Despite all the times I’ve gone to sleep at night promising myself that the next day I’ll be a better mother, I have not perfected the art of parenting. I have unwittingly raised a daughter too much like me: restless, willful, and walled against the fragility of life. She is hunkered down in a world of her own making. When she exits the house each day, her true north is the worthiness of her friends and the love of her boyfriend. At home, she leaves her bravado at the door. She nests, swaddling herself in blankets and curling like a cat in her chair, her computer on her lap.
“Mama, can I have some tea?”
I bring her tea and cookies, marveling that I’ve managed to hold onto our home. Our money should have run out years ago. From the perch of our house, I am an owl, swiveling my neck in all directions, looking for signs of danger. With my vigilance, my daughter can safely play the part of being grown up. To me, she’s still a little girl in search of dress-up clothes.
In Justin Torres’s first novel We the Animals, Ma, mother of three boys, tells her youngest son on the day he turns seven why he shouldn’t get older like his brothers:
They changed…wriggled away when I tried to cuddle them, wouldn’t sit still on my lap. I had to let them go—had to harden my heart…
Rereading this passage, I’m frustrated by Ma. Actually, I’m borderline mad. She’s refusing to see the man inside her son, to embrace the expected arc of his life. And I wonder if Torres himself is ambivalent about the thinning connective tissue as a child grows up and away from home.
Is Torres saying that we parents only get two choices in our children’s steady march to adulthood: a prolonged dependence or an abrupt severing of ties? If so, neither appeals.
I know I’m a tug-of-war of emotions. My brain babbles with warnings of encroaching superfluity—I will become unnecessary save for the occasional request for a handout. Red neon flashes with a genuine fear for my daughter as she plunges headlong into unmapped terrain. It’s that old aphorism roaring down on my head: “A little knowledge is a dangerous thing.” My daughter is blithe to the pitfalls that will pave her future.

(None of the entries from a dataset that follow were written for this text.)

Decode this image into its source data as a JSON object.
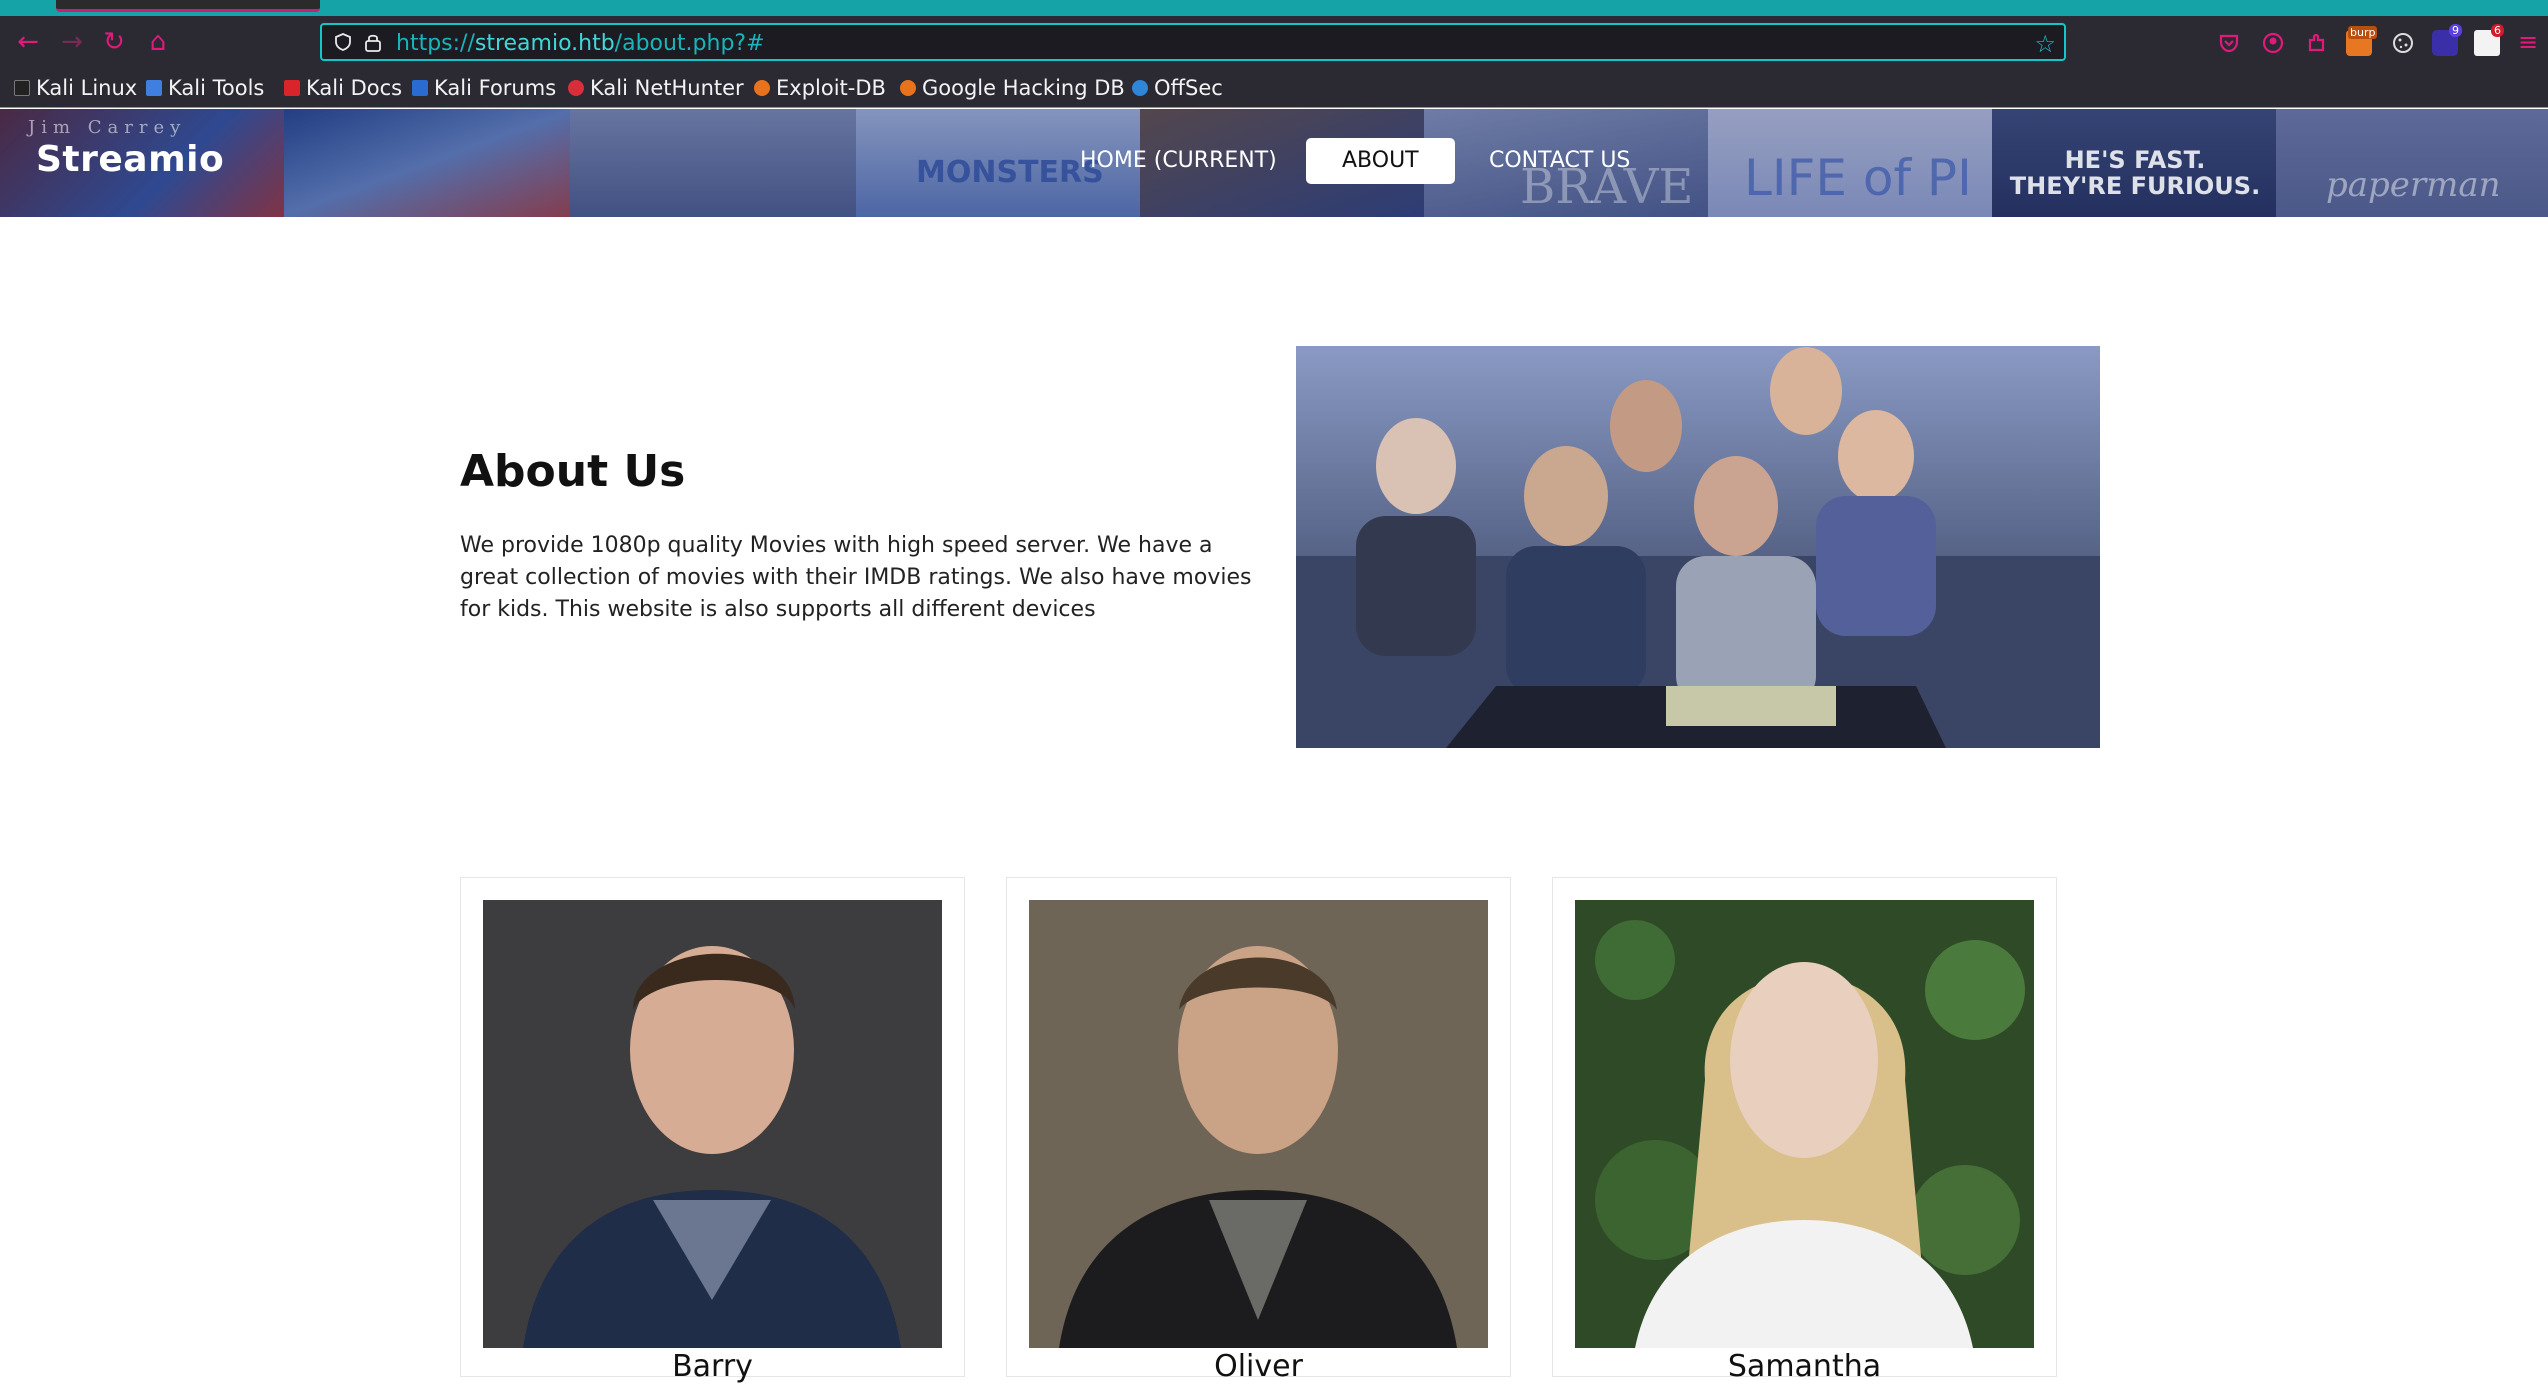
{
  "browser": {
    "url_scheme": "https://",
    "url_host": "streamio.htb",
    "url_path": "/about.php?#",
    "bookmarks": [
      "Kali Linux",
      "Kali Tools",
      "Kali Docs",
      "Kali Forums",
      "Kali NetHunter",
      "Exploit-DB",
      "Google Hacking DB",
      "OffSec"
    ],
    "ext_badges": {
      "burp": "burp",
      "badge_a": "9",
      "badge_b": "6"
    }
  },
  "header": {
    "brand": "Streamio",
    "nav": [
      "HOME (CURRENT)",
      "ABOUT",
      "CONTACT US"
    ],
    "poster_texts": [
      "Jim Carrey",
      "MONSTERS",
      "BRAVE",
      "LIFE of PI",
      "HE'S FAST. THEY'RE FURIOUS.",
      "paperman"
    ]
  },
  "about": {
    "title": "About Us",
    "text": "We provide 1080p quality Movies with high speed server. We have a great collection of movies with their IMDB ratings. We also have movies for kids. This website is also supports all different devices"
  },
  "team": [
    {
      "name": "Barry"
    },
    {
      "name": "Oliver"
    },
    {
      "name": "Samantha"
    }
  ],
  "colors": {
    "accent": "#14c6c8",
    "pink": "#e0197a",
    "chrome": "#2b2a33"
  }
}
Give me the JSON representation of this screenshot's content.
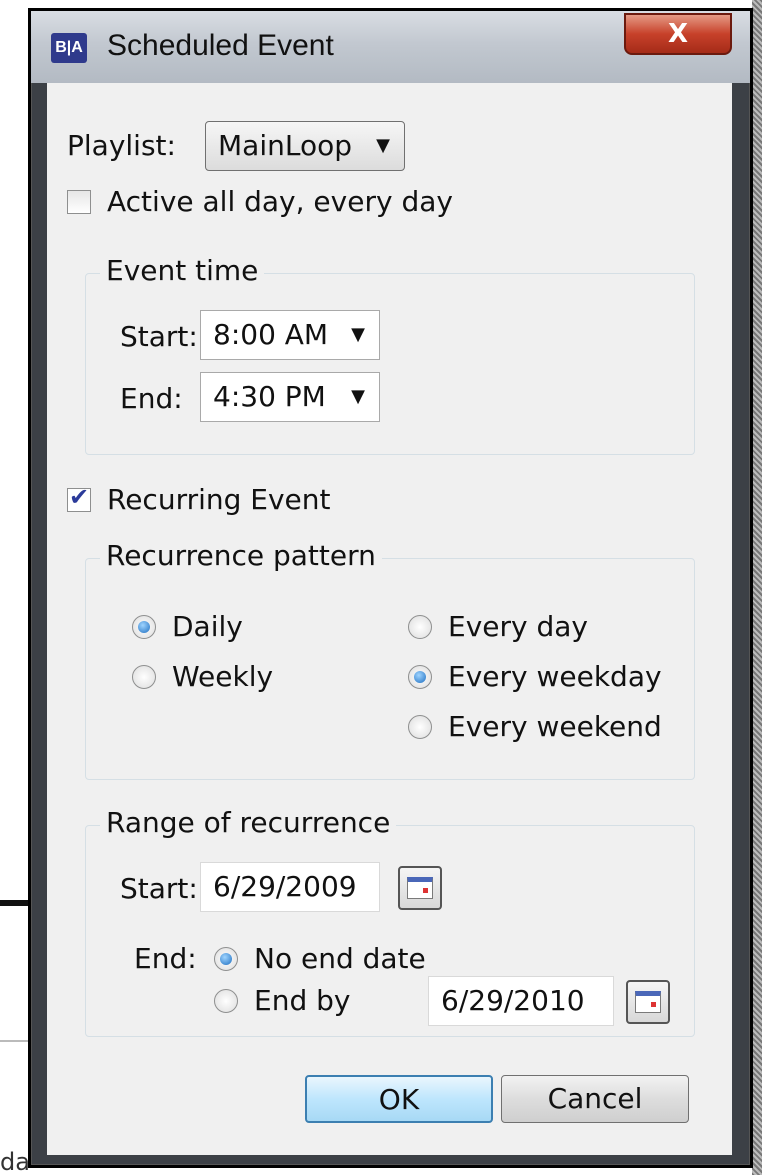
{
  "window": {
    "title": "Scheduled Event",
    "app_icon": "B|A",
    "close_symbol": "X"
  },
  "playlist": {
    "label": "Playlist:",
    "value": "MainLoop"
  },
  "active_all_day": {
    "label": "Active all day, every day",
    "checked": false
  },
  "event_time": {
    "title": "Event time",
    "start_label": "Start:",
    "start_value": "8:00 AM",
    "end_label": "End:",
    "end_value": "4:30 PM"
  },
  "recurring": {
    "label": "Recurring Event",
    "checked": true
  },
  "recurrence_pattern": {
    "title": "Recurrence pattern",
    "daily": "Daily",
    "weekly": "Weekly",
    "every_day": "Every day",
    "every_weekday": "Every weekday",
    "every_weekend": "Every weekend",
    "selected_frequency": "Daily",
    "selected_days": "Every weekday"
  },
  "range": {
    "title": "Range of recurrence",
    "start_label": "Start:",
    "start_value": "6/29/2009",
    "end_label": "End:",
    "no_end_date": "No end date",
    "end_by": "End by",
    "end_by_value": "6/29/2010",
    "selected_end": "No end date"
  },
  "buttons": {
    "ok": "OK",
    "cancel": "Cancel"
  },
  "background": {
    "fragment_text": "da"
  },
  "icons": {
    "dropdown_arrow": "▼",
    "checkmark": "✔"
  },
  "colors": {
    "title_bar": "#c2c8d0",
    "close_button": "#c7412a",
    "ok_button": "#bee6fd",
    "client": "#f0f0f0"
  }
}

In September, when I turn to say goodbye, my daughter will lean in for a kiss.
“I love you,” I’ll say.
My kiss, an offering: a talisman, a moat, a torrent of love that will give her a current she can ride.
- We the Animals by Justin Torres (Houghton Mifflin Harcourt, 2011).
Correction, June 12, 2013: The reference entry for the Ann Landers quote has been removed here, because we've been unable to verify the quote's original source. Landers is certainly quoted all over the Internet, however.
- "Dandelion Seeds" © Cynthia Staples; used by permission.
- "Dandelion" © Cynthia Staples; used by permission.
Fran Cronin is a contributing editor and columnist at Talking Writing.
"When my hair started to gray at a somewhat respectable age, my dying mother—who finished all her sentences to me with “don’t ever tell anyone your age”—did not leave this earth until she said with her last breath, “And please dye your hair.”— Eileen Fisher’s Got My Back